GDP would gain stimulus if electricity reform plan was fully implemented, says report
The implementation of Public-Private Partnership schemes will contribute to addressing the country’s fiscal imbalances and public debt burden, according to Credit Libanais’ Public-Private Partnership Report.
The report said that implementing the PPP would help enhancing government revenues, improving efficiency, and curbing corruption. However, it highlighted the importance “to ensure an atmosphere of transparency throughout the various stages of a PPP venture, particularly during the bidding and implementation phases.”
The report said that if the electricity reform plan was implemented, the GDP would gain stimulus, as the reform would increase the two GDP components of investment and government expenditures.

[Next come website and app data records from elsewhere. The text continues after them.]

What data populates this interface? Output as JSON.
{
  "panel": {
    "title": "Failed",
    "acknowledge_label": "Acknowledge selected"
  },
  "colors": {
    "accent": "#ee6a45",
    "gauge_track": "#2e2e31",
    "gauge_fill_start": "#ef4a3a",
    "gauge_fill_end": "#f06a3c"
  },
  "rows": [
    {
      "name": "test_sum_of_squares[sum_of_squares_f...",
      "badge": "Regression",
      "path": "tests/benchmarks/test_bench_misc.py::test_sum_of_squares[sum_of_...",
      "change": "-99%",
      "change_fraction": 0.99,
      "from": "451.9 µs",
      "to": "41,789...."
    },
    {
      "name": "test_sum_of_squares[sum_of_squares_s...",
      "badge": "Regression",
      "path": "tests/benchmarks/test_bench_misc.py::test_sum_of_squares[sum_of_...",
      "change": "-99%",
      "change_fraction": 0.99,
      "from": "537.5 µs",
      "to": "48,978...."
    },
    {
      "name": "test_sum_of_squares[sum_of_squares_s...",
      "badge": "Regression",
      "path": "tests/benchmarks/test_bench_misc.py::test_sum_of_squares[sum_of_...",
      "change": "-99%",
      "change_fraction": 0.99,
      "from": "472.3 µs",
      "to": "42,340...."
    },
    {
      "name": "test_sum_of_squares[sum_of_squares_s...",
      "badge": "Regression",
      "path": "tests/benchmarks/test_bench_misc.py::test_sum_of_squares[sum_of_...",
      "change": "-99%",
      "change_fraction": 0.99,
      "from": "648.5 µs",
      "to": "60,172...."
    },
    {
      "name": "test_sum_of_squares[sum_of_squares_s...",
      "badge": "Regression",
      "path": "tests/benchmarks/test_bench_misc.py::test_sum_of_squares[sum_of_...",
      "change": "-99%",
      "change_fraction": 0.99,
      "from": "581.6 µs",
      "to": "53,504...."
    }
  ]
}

The report projected the GDP to rise to $46.8 billion in 2012 compared to a $45.4 billion projection if the reform plan failed to materialize. It said that the GDP increase will surpass the expectations of an increase in public debt on the backdrop of higher government investments in electricity infrastructure. This, according to the report, may lead to a lower debt to GDP ratio. Under the “no reform” scenario, the debt to GDP ratio forecast for 2012 is around 135 percent, but the report said this figure is likely to drop to an average of around 131 percent if an electricity tariff increase (between 25 and 32 percent) was adopted.
The reform plan, originally based on electricity Law 462, proposes breaking up Electricité Du Liban (EDL) into three different companies tasked with the production, transmission, and distribution of electricity. The transmission function shall be retained by the government, while production and distribution companies shall put up to 40 percent of their shares on the stock market. The plan also involves raising the tariffs for energy consumption, which currently is less than the production cost. EDL is thus compelled to gradually raise tariff increases, reaching 43 percent by 2015, to around $0.1375 per KWh.
“It is imperative to financially reengineer the EDL in a bid to position it more favorably in the eye of the foreign investors prior to opening the bidding door for privatization,” the report stated.
Date Posted: Nov 11, 2011